It is all just a bit scary, don’t you think? What kind of a world has man created for himself? The fact that we have all of this incredible technology gives fitting and glorious testimony to man’s tremendous resourcefulness and accrued knowledge. I am in awe when such technology is used to good purpose, as exemplified by further scientific research about man and his universe. I am grateful for the improved life we all lead thanks to technology’s role in advancing medicine.
Frankly, I am saddened that so much money and technology supports the non-productive, selfish money-grubbing that occurs on Wall Street and in our financial system. Please note that I carefully separate from my criticism the key role computers play in keeping accurate records within our financial system.
My Assessment of Today’s Stock Market
Lately, the market has been rather stuck for some time at the same optimistically high level, but with significant and frequent ups and downs. Although mom and pop investors made good money riding the coat-tails of the big boys during the recent, extended bull market (the only way for the little guy to prosper, these days), anyone’s small investment in today’s market is currently going nowhere but up and down. In contrast to mom and pop, you can bet that the big boys make money every time the market goes through one of its short-term cycles. The current, frequent ups and downs of the market are giving mom and pop investors a headache. The fat-cats are getting richer with every cycle.
As proven by history, it is only a matter of time until the financial system has another significant crash, once again, most likely self-inflicted by excessive greed and over-leveraging on the part of the people in its ranks. In today’s world, any number of events could suddenly knock Wall Street for a loop. At that point, much will be lost, but the big losers are usually the little guys who do not have the visibility to see it coming and can’t sell on a dime in time to get out. The next major crisis will likely not be followed by another extended bull market in which the losers can fairly quickly recover their lost capital.
It is no wonder that so many small investors have given Wall Street the cold shoulder in recent years. Small investor participation in the market is way down, while high-frequency trading is way up…surprise! The man on the street is getting smarter and wiser. If one still likes to gamble, the odds and the entertainment are better in Vegas.

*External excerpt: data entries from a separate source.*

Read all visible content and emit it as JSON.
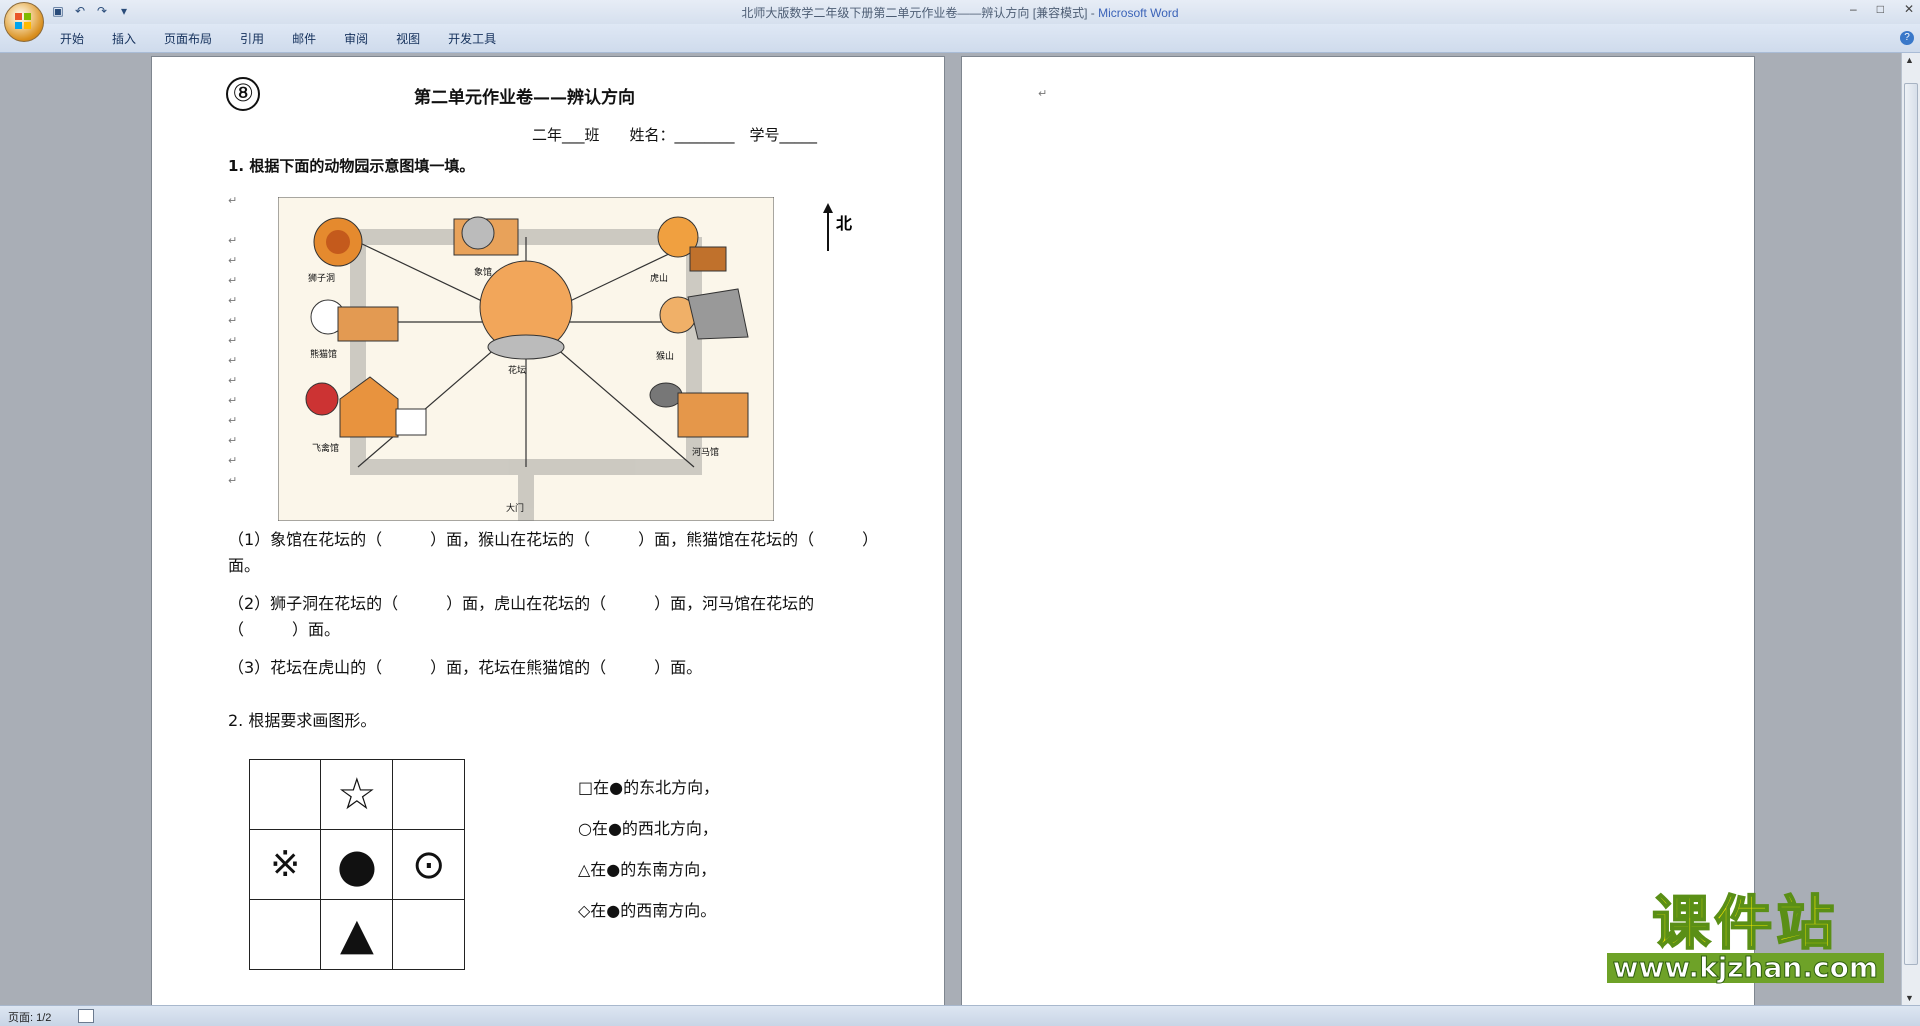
{
  "window": {
    "title": "北师大版数学二年级下册第二单元作业卷——辨认方向 [兼容模式] -",
    "app_name": "Microsoft Word",
    "controls": [
      "–",
      "□",
      "✕"
    ]
  },
  "qat": {
    "save": "save-icon",
    "undo": "undo-icon",
    "redo": "redo-icon",
    "more": "▾"
  },
  "ribbon": {
    "tabs": [
      "开始",
      "插入",
      "页面布局",
      "引用",
      "邮件",
      "审阅",
      "视图",
      "开发工具"
    ],
    "help": "?"
  },
  "document": {
    "page1": {
      "number_badge": "⑧",
      "title": "第二单元作业卷——辨认方向",
      "student_info": "二年___班　　姓名：________　学号_____",
      "q1_title": "1.  根据下面的动物园示意图填一填。",
      "map": {
        "labels": {
          "lion": "狮子洞",
          "elephant": "象馆",
          "tiger": "虎山",
          "panda": "熊猫馆",
          "flower": "花坛",
          "monkey": "猴山",
          "bird": "飞禽馆",
          "gate": "大门",
          "hippo": "河马馆"
        },
        "north": "北"
      },
      "q1_items": [
        "（1）象馆在花坛的（　　　）面，猴山在花坛的（　　　）面，熊猫馆在花坛的（　　　）面。",
        "（2）狮子洞在花坛的（　　　）面，虎山在花坛的（　　　）面，河马馆在花坛的（　　　）面。",
        "（3）花坛在虎山的（　　　）面，花坛在熊猫馆的（　　　）面。"
      ],
      "q2_title": "2. 根据要求画图形。",
      "grid_symbols": [
        "",
        "☆",
        "",
        "※",
        "●",
        "⊙",
        "",
        "▲",
        ""
      ],
      "rules": [
        "□在●的东北方向，",
        "○在●的西北方向，",
        "△在●的东南方向，",
        "◇在●的西南方向。"
      ]
    },
    "page2": {
      "paragraph_mark": "↵"
    }
  },
  "status_bar": {
    "page": "页面: 1/2"
  },
  "watermark": {
    "text": "课件站",
    "url": "www.kjzhan.com"
  },
  "colors": {
    "ribbon_bg": "#d6e0ee",
    "workspace": "#a9aeb6",
    "title_app": "#3b63b8",
    "watermark_fill": "#f5e800"
  }
}
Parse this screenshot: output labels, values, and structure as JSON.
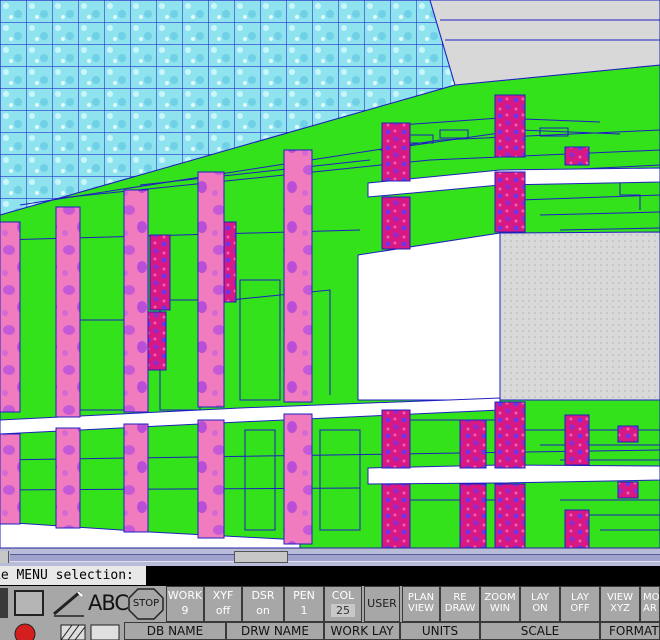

I have always maintained that technology is a two-edged sword which cuts both ways. Use it wisely and it will germinate flowers in the garden of life. Use it unwisely, and it will grow a weed-patch and become the root of much evil.